You may have seen our friend Ross Piper on World’s Weirdest Events recently, on BBC2. He is an expert on insects, but has a passion for the whole natural world.
In our interview he discusses the human impact on the planet and on delicate ecosystems the world over:-
What started your interest in Zoology and Entomology?
I remember always being fascinated by animals, particularly small things I could pick up. Even as a nipper, I was always looking under stones and logs for insects. The first time I found a violet ground beetle and an elephant hawk-moth caterpillar (I was 4 or 5 at the time) really sticks out in my memory. I didn’t really have a clue what they were, but I was absolutely mesmerised. I still have the same feeling now when I find something I haven’t seen before.
What did you study at University and where did you study?
I did Zoology at Bangor University and a PhD in entomology at Leeds University.
What is your current job and what does it involve?
I suppose I would call myself an independent zoologist/entomologist and science communicator as it’s important to get the public interested in the natural world. I am working on some more book ideas (animal diversity), investigating ways of improving insect production for livestock, pet and human consumption, devising new techniques for sampling terrestrial arthropods and planning further expeditions. I also do habitat and species surveys.
We saw you in Burma for the BBC in Wild Buma. Have you visited China or any other South East Asian countries?
I have been to Sabah and peninsular Malaysia. I love this part of the world, but the habitats here, as diverse as they are, are perhaps the most threatened on the planet.
Do you have a favourite insect? If so why would you choose it?
Over one million insects species have been described, so there’s a lot to choose from. The tarantula hawks (Pepsis sp.) would have to be right up there. I caught one in Brazil that was as big as a small bird. These insects hunt and grapple with tarantulas. They administer a paralysing sting to the spider and then drag it off to a safe place before laying en egg on it. The wasp larva consumes the paralysed spider.
How badly, in your opinion is the human factor influencing ecosystems around the world?
Humans are having a devastating impact on life on earth. In the last forty years alone the populations of many species have declined enormously. Even things as seemingly benign as eating meat have far reaching consequences on the biosphere. All of the problems boil down to our profligate use of the planet’s resources and the ever-increasing obsession with economic growth that underpins capitalism. We’ve all been seduced by wanting more and more of everything and it is this which is eroding all of the systems that make the Earth suitable for complex life. The Earth is a completely self-contained system, so continued economic growth is a dangerous fallacy. For the sake of generations to come we have to wake up.
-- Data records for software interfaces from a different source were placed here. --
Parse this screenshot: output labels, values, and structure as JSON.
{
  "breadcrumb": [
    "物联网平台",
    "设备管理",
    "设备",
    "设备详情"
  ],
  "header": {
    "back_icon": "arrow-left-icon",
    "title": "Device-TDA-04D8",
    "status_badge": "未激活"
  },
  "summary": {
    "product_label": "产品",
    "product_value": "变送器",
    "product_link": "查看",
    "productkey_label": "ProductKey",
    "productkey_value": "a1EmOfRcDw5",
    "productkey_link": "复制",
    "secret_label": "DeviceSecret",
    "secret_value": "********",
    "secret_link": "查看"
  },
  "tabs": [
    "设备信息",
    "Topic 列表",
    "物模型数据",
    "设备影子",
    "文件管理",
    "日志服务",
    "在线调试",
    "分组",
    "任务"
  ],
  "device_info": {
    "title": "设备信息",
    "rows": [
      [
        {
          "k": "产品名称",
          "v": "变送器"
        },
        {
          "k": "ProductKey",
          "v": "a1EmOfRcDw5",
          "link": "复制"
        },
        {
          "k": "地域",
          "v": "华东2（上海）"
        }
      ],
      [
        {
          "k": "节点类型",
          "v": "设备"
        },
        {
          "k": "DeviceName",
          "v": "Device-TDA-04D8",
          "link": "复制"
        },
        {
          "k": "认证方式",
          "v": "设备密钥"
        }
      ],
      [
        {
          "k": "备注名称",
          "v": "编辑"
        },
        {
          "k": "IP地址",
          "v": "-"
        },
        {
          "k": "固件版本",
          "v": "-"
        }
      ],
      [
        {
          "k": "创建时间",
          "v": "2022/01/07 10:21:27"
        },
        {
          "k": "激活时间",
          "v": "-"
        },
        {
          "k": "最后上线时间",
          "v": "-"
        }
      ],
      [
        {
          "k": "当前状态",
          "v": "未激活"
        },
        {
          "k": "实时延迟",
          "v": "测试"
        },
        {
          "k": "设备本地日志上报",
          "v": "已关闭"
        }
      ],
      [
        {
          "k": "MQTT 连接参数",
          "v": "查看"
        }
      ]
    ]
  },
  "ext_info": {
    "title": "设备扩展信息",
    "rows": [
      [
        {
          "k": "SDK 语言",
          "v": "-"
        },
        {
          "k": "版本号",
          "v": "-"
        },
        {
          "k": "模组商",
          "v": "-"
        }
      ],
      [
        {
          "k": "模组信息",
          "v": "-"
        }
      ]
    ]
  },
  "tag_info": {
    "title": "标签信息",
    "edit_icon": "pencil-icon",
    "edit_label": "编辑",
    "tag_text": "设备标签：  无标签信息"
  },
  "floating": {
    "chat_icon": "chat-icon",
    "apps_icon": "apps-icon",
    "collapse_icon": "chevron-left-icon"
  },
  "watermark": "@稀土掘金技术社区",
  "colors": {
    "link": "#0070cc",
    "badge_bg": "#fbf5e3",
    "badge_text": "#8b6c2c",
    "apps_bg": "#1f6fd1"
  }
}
Is there anywhere you would like to visit in particular in the future?
Loads of places, but Papua New Guinea, the eastern reaches of the Himalayas and the forests of Central Africa are of particular interest.
If you had one message regarding your field that you would like to pass on, what would it be?
The natural world is still full of mystery. There’s still so much out there to discover. We know way more about cold, dead rocks in space than we do about our own beautiful, living planet.
Are there any animals, insect or otherwise, that creep you out for any reason?
I’m not too keen on slugs, but I appreciate them from a zoological point of view. The mating behaviour of the leopard slug is one reason to appreciate them.
Do you have any new books or other projects on the horizon?
I have a couple more books in the works (very early stages) and have recently been on World’s Weirdest Events (BBC 2 – Episodes 5, 6 and 7) talking about various insects and spiders.
Ross has already published several books, available to buy now! Click here for more info.